TASK TO COMPLETE: Find every line of the records that has "JSON" and return it.
DATA SHOWN Block Start
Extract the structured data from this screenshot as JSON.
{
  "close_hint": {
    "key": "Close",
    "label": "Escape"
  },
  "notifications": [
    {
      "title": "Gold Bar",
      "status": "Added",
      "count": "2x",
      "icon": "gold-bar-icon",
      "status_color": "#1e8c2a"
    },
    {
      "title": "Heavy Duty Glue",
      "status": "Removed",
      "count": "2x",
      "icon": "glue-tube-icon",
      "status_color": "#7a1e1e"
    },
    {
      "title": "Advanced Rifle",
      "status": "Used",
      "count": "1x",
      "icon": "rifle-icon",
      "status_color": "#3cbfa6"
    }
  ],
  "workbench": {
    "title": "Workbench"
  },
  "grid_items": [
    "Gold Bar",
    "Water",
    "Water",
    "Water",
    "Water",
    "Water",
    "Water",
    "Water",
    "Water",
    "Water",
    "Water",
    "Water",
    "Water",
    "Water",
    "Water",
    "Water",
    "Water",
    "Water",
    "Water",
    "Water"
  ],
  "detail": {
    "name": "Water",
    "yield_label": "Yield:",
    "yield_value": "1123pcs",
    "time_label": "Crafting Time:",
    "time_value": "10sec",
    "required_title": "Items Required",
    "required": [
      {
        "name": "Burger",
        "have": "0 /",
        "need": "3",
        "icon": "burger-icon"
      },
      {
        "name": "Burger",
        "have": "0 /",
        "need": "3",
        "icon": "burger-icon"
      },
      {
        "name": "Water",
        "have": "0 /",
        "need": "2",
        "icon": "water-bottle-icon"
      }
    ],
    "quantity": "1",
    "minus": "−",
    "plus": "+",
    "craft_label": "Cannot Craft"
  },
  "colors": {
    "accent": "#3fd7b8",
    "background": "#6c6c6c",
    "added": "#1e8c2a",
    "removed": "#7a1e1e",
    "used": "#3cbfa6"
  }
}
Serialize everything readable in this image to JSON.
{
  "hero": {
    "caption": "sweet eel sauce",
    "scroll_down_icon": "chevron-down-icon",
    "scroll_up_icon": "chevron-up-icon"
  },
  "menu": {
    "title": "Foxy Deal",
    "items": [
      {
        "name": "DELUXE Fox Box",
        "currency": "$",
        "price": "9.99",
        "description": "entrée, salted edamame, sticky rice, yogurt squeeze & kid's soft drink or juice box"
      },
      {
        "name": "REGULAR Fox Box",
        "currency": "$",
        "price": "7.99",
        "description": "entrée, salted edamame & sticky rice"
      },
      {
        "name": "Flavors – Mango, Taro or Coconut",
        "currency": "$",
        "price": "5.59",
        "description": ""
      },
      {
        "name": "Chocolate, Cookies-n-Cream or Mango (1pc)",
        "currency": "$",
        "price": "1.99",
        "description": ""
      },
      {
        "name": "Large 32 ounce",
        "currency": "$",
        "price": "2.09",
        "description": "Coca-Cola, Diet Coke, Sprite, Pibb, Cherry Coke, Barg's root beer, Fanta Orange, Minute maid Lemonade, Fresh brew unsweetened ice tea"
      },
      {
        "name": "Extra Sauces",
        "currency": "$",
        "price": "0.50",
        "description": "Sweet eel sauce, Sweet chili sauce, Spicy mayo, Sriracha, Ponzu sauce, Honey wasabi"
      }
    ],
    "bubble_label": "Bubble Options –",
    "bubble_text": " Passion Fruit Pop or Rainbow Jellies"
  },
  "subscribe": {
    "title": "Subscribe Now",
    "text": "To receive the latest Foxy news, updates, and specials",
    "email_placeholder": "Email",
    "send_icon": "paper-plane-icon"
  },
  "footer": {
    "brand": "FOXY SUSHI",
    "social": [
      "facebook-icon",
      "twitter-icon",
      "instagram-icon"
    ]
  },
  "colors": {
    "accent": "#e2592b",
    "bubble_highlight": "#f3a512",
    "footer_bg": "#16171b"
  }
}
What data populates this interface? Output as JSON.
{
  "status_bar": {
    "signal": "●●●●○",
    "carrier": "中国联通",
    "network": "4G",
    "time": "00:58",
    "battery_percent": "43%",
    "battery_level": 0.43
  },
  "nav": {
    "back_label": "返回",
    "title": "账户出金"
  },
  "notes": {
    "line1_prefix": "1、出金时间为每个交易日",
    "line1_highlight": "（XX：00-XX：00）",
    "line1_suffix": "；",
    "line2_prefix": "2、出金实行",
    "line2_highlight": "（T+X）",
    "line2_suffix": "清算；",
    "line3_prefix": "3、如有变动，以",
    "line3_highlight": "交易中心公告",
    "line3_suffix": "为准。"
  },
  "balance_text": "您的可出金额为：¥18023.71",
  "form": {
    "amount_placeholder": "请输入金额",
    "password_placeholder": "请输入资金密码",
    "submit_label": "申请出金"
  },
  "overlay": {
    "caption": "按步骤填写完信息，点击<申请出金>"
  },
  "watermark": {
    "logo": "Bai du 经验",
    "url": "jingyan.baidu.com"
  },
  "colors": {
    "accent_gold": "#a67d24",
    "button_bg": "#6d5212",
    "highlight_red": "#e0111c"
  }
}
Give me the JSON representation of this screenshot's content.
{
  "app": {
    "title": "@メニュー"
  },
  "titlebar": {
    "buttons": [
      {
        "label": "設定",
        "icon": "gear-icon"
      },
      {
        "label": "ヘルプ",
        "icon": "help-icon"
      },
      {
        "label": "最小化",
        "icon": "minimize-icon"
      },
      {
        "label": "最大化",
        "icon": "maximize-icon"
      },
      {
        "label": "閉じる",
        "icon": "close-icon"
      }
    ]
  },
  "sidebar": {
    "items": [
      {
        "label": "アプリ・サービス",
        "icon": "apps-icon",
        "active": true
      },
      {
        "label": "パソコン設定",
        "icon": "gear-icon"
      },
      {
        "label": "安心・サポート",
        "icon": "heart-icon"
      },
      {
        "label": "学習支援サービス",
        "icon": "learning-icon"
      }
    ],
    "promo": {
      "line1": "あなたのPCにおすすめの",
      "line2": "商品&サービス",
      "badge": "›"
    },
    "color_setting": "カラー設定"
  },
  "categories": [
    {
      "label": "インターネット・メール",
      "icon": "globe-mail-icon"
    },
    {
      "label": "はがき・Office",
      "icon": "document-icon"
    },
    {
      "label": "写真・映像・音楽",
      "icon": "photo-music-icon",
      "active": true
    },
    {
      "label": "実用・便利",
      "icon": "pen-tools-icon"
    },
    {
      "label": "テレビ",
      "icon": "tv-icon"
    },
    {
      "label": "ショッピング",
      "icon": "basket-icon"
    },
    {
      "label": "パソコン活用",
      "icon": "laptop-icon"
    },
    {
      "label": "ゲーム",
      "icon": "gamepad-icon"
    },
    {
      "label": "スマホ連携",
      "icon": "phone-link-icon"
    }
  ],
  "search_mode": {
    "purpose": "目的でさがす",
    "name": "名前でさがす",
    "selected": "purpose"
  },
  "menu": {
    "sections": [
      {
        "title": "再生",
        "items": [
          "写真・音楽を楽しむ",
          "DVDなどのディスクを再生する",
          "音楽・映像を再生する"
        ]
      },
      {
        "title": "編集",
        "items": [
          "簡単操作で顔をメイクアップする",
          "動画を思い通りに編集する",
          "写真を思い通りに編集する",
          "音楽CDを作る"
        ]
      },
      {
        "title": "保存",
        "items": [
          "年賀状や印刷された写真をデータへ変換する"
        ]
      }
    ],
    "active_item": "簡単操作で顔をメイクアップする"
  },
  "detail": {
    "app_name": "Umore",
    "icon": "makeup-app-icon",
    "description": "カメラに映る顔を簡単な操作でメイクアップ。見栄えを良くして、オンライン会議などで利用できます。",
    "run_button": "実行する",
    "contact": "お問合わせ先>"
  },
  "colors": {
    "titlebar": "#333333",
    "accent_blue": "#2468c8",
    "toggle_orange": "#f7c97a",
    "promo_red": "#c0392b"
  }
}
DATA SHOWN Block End
WRITTEN SOLUTION:
Extract the structured data from this screenshot as JSON.
Serialize everything readable in this image to JSON.
What data populates this interface? Output as JSON.
Give me the JSON representation of this screenshot's content.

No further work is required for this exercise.